_Assignment_:
When you answer, give every record back exactly as written.

───

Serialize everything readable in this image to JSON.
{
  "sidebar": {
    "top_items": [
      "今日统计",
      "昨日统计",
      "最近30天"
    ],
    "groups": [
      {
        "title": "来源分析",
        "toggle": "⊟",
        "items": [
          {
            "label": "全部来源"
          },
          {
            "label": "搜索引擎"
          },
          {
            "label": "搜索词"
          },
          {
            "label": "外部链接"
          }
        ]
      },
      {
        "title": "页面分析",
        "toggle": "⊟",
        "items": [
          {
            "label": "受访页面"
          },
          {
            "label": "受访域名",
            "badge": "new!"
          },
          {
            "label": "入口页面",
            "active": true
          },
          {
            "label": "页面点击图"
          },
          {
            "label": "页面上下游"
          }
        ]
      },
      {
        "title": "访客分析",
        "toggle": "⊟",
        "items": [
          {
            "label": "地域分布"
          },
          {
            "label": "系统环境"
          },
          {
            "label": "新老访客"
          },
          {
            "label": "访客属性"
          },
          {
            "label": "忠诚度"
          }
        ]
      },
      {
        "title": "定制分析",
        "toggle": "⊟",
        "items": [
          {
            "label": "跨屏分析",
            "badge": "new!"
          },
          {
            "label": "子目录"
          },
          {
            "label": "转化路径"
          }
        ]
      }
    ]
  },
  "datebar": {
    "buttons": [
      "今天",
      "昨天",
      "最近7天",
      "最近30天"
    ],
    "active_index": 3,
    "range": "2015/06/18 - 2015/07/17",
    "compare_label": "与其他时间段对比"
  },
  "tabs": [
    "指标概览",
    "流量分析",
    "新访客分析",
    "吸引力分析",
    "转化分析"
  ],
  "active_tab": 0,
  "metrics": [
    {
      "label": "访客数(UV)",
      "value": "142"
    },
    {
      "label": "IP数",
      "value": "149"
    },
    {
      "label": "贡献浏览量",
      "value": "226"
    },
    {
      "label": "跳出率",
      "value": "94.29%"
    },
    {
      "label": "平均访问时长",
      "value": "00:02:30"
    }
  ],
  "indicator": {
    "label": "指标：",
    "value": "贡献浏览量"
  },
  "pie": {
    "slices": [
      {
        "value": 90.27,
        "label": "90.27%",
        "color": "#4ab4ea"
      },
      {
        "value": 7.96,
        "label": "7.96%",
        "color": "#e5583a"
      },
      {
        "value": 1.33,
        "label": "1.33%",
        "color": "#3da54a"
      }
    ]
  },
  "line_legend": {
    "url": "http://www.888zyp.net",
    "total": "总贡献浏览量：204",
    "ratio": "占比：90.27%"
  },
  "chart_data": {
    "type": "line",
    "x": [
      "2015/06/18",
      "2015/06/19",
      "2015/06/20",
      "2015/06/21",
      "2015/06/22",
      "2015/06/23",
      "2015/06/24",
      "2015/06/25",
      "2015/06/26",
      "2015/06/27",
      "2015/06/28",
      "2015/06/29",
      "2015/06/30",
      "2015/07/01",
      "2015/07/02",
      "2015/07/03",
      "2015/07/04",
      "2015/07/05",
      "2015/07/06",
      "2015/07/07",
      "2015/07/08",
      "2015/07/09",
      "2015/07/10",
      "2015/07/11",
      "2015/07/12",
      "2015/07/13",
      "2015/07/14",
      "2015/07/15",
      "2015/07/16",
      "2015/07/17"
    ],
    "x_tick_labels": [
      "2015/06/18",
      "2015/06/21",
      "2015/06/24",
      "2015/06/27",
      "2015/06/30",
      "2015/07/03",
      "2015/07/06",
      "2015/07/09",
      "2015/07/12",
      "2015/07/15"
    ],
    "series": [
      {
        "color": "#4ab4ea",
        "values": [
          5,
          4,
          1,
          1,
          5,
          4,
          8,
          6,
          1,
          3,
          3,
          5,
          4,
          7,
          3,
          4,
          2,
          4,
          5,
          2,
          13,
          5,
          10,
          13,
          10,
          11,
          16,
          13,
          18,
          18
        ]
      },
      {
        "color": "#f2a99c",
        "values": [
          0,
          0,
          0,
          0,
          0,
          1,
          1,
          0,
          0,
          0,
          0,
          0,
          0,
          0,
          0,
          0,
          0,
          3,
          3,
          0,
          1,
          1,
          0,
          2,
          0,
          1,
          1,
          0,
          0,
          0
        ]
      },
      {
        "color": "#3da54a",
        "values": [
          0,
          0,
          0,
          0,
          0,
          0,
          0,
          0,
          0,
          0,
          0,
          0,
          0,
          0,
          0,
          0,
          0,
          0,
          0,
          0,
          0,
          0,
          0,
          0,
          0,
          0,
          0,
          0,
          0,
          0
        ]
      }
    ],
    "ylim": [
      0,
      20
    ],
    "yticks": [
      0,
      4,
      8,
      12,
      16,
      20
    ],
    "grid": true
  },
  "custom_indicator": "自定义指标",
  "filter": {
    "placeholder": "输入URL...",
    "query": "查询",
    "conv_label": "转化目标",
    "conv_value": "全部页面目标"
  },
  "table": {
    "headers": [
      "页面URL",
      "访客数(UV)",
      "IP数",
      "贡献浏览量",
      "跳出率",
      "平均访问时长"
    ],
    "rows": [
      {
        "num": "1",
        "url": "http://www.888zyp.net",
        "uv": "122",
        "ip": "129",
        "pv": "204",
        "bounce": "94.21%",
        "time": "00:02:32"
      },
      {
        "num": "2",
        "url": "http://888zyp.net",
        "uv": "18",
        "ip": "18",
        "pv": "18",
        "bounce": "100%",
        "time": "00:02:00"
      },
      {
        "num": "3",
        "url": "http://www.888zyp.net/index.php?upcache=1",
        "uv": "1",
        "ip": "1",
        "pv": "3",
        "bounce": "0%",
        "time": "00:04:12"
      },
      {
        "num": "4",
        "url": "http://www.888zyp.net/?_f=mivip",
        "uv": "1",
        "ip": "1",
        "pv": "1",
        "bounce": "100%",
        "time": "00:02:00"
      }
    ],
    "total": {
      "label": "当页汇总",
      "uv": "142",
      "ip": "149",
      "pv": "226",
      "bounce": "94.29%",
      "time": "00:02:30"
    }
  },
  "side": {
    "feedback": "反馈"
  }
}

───

_Exercise response_:
Serialize everything readable in this image to JSON.
{
  "sidebar": {
    "top_items": [
      "今日统计",
      "昨日统计",
      "最近30天"
    ],
    "groups": [
      {
        "title": "来源分析",
        "toggle": "⊟",
        "items": [
          {
            "label": "全部来源"
          },
          {
            "label": "搜索引擎"
          },
          {
            "label": "搜索词"
          },
          {
            "label": "外部链接"
          }
        ]
      },
      {
        "title": "页面分析",
        "toggle": "⊟",
        "items": [
          {
            "label": "受访页面"
          },
          {
            "label": "受访域名",
            "badge": "new!"
          },
          {
            "label": "入口页面",
            "active": true
          },
          {
            "label": "页面点击图"
          },
          {
            "label": "页面上下游"
          }
        ]
      },
      {
        "title": "访客分析",
        "toggle": "⊟",
        "items": [
          {
            "label": "地域分布"
          },
          {
            "label": "系统环境"
          },
          {
            "label": "新老访客"
          },
          {
            "label": "访客属性"
          },
          {
            "label": "忠诚度"
          }
        ]
      },
      {
        "title": "定制分析",
        "toggle": "⊟",
        "items": [
          {
            "label": "跨屏分析",
            "badge": "new!"
          },
          {
            "label": "子目录"
          },
          {
            "label": "转化路径"
          }
        ]
      }
    ]
  },
  "datebar": {
    "buttons": [
      "今天",
      "昨天",
      "最近7天",
      "最近30天"
    ],
    "active_index": 3,
    "range": "2015/06/18 - 2015/07/17",
    "compare_label": "与其他时间段对比"
  },
  "tabs": [
    "指标概览",
    "流量分析",
    "新访客分析",
    "吸引力分析",
    "转化分析"
  ],
  "active_tab": 0,
  "metrics": [
    {
      "label": "访客数(UV)",
      "value": "142"
    },
    {
      "label": "IP数",
      "value": "149"
    },
    {
      "label": "贡献浏览量",
      "value": "226"
    },
    {
      "label": "跳出率",
      "value": "94.29%"
    },
    {
      "label": "平均访问时长",
      "value": "00:02:30"
    }
  ],
  "indicator": {
    "label": "指标：",
    "value": "贡献浏览量"
  },
  "pie": {
    "slices": [
      {
        "value": 90.27,
        "label": "90.27%",
        "color": "#4ab4ea"
      },
      {
        "value": 7.96,
        "label": "7.96%",
        "color": "#e5583a"
      },
      {
        "value": 1.33,
        "label": "1.33%",
        "color": "#3da54a"
      }
    ]
  },
  "line_legend": {
    "url": "http://www.888zyp.net",
    "total": "总贡献浏览量：204",
    "ratio": "占比：90.27%"
  },
  "chart_data": {
    "type": "line",
    "x": [
      "2015/06/18",
      "2015/06/19",
      "2015/06/20",
      "2015/06/21",
      "2015/06/22",
      "2015/06/23",
      "2015/06/24",
      "2015/06/25",
      "2015/06/26",
      "2015/06/27",
      "2015/06/28",
      "2015/06/29",
      "2015/06/30",
      "2015/07/01",
      "2015/07/02",
      "2015/07/03",
      "2015/07/04",
      "2015/07/05",
      "2015/07/06",
      "2015/07/07",
      "2015/07/08",
      "2015/07/09",
      "2015/07/10",
      "2015/07/11",
      "2015/07/12",
      "2015/07/13",
      "2015/07/14",
      "2015/07/15",
      "2015/07/16",
      "2015/07/17"
    ],
    "x_tick_labels": [
      "2015/06/18",
      "2015/06/21",
      "2015/06/24",
      "2015/06/27",
      "2015/06/30",
      "2015/07/03",
      "2015/07/06",
      "2015/07/09",
      "2015/07/12",
      "2015/07/15"
    ],
    "series": [
      {
        "color": "#4ab4ea",
        "values": [
          5,
          4,
          1,
          1,
          5,
          4,
          8,
          6,
          1,
          3,
          3,
          5,
          4,
          7,
          3,
          4,
          2,
          4,
          5,
          2,
          13,
          5,
          10,
          13,
          10,
          11,
          16,
          13,
          18,
          18
        ]
      },
      {
        "color": "#f2a99c",
        "values": [
          0,
          0,
          0,
          0,
          0,
          1,
          1,
          0,
          0,
          0,
          0,
          0,
          0,
          0,
          0,
          0,
          0,
          3,
          3,
          0,
          1,
          1,
          0,
          2,
          0,
          1,
          1,
          0,
          0,
          0
        ]
      },
      {
        "color": "#3da54a",
        "values": [
          0,
          0,
          0,
          0,
          0,
          0,
          0,
          0,
          0,
          0,
          0,
          0,
          0,
          0,
          0,
          0,
          0,
          0,
          0,
          0,
          0,
          0,
          0,
          0,
          0,
          0,
          0,
          0,
          0,
          0
        ]
      }
    ],
    "ylim": [
      0,
      20
    ],
    "yticks": [
      0,
      4,
      8,
      12,
      16,
      20
    ],
    "grid": true
  },
  "custom_indicator": "自定义指标",
  "filter": {
    "placeholder": "输入URL...",
    "query": "查询",
    "conv_label": "转化目标",
    "conv_value": "全部页面目标"
  },
  "table": {
    "headers": [
      "页面URL",
      "访客数(UV)",
      "IP数",
      "贡献浏览量",
      "跳出率",
      "平均访问时长"
    ],
    "rows": [
      {
        "num": "1",
        "url": "http://www.888zyp.net",
        "uv": "122",
        "ip": "129",
        "pv": "204",
        "bounce": "94.21%",
        "time": "00:02:32"
      },
      {
        "num": "2",
        "url": "http://888zyp.net",
        "uv": "18",
        "ip": "18",
        "pv": "18",
        "bounce": "100%",
        "time": "00:02:00"
      },
      {
        "num": "3",
        "url": "http://www.888zyp.net/index.php?upcache=1",
        "uv": "1",
        "ip": "1",
        "pv": "3",
        "bounce": "0%",
        "time": "00:04:12"
      },
      {
        "num": "4",
        "url": "http://www.888zyp.net/?_f=mivip",
        "uv": "1",
        "ip": "1",
        "pv": "1",
        "bounce": "100%",
        "time": "00:02:00"
      }
    ],
    "total": {
      "label": "当页汇总",
      "uv": "142",
      "ip": "149",
      "pv": "226",
      "bounce": "94.29%",
      "time": "00:02:30"
    }
  },
  "side": {
    "feedback": "反馈"
  }
}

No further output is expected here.